The Qur’an and Late Antiquity program unit focuses on investigation of and critical reflection on the historical context in which the Qur’an was revealed. We seek papers that illustrate significant textual parallels between the Qur’an and other literatures of Late Antiquity, especially those that contribute to a better understanding of the Qur’an’s place in its cultural, political, social, and religious environment. We also seek papers that interpret the rise of the Qur’anic community in a broader phenomenological, sociological, or historiographic context, whether that of pre-Islamic Arabian society or the Roman and Sasanian Empires that dominated the eastern Mediterranean and Near East in this period. Particular attention will be paid to such questions as processes of political consolidation and legitimation, construction of communal boundaries, and relationships between communities and polities.

For the 2015 IQSA Annual Meeting in Atlanta (November 20-23), we will sponsor two panels. First, we invite paper proposals for a panel on recent developments in the historiography of Late Antiquity as it pertains to the Qur’anic milieu in pre-Islamic Arabia or the wider context of the Roman and Sasanian dominions. This panel will be co-sponsored by the AAR Traditions of Eastern Late Antiquity group. We especially encourage submissions that attempt to achieve a broader synthesis of cultural, political, and religious trends beyond the analysis and comparison of textual corpora.

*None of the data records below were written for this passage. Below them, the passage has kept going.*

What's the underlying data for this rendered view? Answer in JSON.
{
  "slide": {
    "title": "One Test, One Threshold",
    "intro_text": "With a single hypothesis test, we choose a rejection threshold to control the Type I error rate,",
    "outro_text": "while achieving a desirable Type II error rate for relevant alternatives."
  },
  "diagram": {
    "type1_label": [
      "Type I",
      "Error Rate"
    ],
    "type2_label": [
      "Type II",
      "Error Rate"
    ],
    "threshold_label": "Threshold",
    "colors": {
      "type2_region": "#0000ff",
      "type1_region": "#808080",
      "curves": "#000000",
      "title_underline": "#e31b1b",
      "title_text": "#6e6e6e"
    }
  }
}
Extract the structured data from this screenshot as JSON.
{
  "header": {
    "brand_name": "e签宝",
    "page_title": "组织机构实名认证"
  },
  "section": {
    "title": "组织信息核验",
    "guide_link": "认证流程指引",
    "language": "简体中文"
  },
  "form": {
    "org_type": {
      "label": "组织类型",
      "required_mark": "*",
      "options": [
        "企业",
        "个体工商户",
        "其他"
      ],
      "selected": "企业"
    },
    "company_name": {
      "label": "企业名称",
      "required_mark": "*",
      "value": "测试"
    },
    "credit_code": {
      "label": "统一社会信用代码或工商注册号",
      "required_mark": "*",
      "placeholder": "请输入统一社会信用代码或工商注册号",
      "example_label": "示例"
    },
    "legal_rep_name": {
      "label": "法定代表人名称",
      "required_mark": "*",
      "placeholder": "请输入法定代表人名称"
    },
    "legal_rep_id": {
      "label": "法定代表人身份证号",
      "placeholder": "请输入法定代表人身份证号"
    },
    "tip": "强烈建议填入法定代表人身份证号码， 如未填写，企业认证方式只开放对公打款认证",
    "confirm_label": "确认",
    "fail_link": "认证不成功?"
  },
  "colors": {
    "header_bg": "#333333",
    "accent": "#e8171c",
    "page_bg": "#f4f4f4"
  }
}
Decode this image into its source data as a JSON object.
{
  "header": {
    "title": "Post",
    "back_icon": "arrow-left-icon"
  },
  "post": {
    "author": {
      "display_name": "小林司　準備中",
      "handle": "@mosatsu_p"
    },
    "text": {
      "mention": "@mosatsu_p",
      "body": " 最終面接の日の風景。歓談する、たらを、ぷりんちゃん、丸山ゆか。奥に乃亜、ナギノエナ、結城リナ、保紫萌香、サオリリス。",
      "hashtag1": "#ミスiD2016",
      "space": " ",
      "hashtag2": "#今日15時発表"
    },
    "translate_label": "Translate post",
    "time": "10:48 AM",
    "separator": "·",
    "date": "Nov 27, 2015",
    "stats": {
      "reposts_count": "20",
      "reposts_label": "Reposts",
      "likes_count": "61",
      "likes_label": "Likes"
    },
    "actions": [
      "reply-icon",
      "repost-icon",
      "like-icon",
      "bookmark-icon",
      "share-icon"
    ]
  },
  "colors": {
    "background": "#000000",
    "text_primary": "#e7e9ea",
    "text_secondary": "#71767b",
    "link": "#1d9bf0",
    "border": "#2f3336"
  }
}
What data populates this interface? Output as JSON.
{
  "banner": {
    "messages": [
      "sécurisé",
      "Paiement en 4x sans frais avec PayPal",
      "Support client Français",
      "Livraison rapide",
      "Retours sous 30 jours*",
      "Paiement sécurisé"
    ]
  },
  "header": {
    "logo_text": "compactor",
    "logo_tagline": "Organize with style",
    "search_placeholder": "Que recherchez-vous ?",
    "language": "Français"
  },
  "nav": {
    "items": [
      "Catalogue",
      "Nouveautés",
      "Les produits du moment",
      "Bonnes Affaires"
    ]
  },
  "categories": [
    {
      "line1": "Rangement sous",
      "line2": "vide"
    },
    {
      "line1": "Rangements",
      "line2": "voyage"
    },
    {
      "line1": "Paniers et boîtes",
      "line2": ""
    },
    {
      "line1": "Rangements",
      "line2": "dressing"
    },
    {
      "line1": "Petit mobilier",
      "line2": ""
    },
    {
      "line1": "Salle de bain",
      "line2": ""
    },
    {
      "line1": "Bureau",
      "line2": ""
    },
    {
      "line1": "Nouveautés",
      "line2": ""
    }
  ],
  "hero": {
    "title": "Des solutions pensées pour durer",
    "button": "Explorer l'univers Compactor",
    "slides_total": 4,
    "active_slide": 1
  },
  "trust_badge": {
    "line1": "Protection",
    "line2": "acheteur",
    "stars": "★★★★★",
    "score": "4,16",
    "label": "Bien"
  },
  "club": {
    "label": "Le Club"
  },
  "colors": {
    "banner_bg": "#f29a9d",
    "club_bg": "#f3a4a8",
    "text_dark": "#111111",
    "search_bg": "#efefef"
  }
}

We also invite paper proposals for a panel to be co-sponsored with the SBL Religious World of Late Antiquity program unit. This panel, the first of two to be presented in consecutive years, will feature papers on the intersection of religion and violence in Late Antiquity as it pertains specifically to the Qur’an and the Qur’anic milieu. The panel takes as its inspiration Thomas Sizgorich’s groundbreaking work Violence and Belief in Late Antiquity: Militant Devotion in Christianity and Islam. We especially encourage proposals that engage Sizgorich’s work directly and explicitly, whether on a historical, thematic, or methodological level.

© International Qur’anic Studies Association, 2015. All rights reserved.

Annual Meeting 2015 Call for Papers Now Open!

cropped-header22.pngThe International Qur’anic Studies Association announces the call for papers for the 2015 Annual Meeting to be held in Atlanta, Georgia. The Annual Meeting dates are November 20-23, 2015.

Each of IQSA’s six program units provides a detailed call for papers; all are available on the complete AM 2015 CFP page HERE. From the CFP page, you can click on the title of a program unit to be directed to an external link for further instructions on submission of proposals. For additional information about a specific program unit, you may contact the unit chairs.

The paper proposal submission deadline is March 5, 2015. IQSA welcomes your submission and looks forward to an exciting program in Atlanta!

© International Qur’anic Studies Association, 2015. All rights reserved.

IQSA Discussion Group Key to Networking and Crowdsourcing in Qur’anic Studies

cropped-header22.pngIf you are interested in Qur’anic studies and want to connect with others who share your interests, we warmly invite you to join the IQSA Discussion Group at Yahoo Groups:

https://groups.yahoo.com/neo/groups/iqsa/info

This moderated listserv is the ideal venue to actively engage in current academic conversations about the text of the Qur’an and to solicit advice, ideas, and resources to enhance your own inquiries. Don’t miss out—sign up today and join the discussion!

 !أهلا وسهلا

© International Qur’anic Studies Association, 2015. All rights reserved.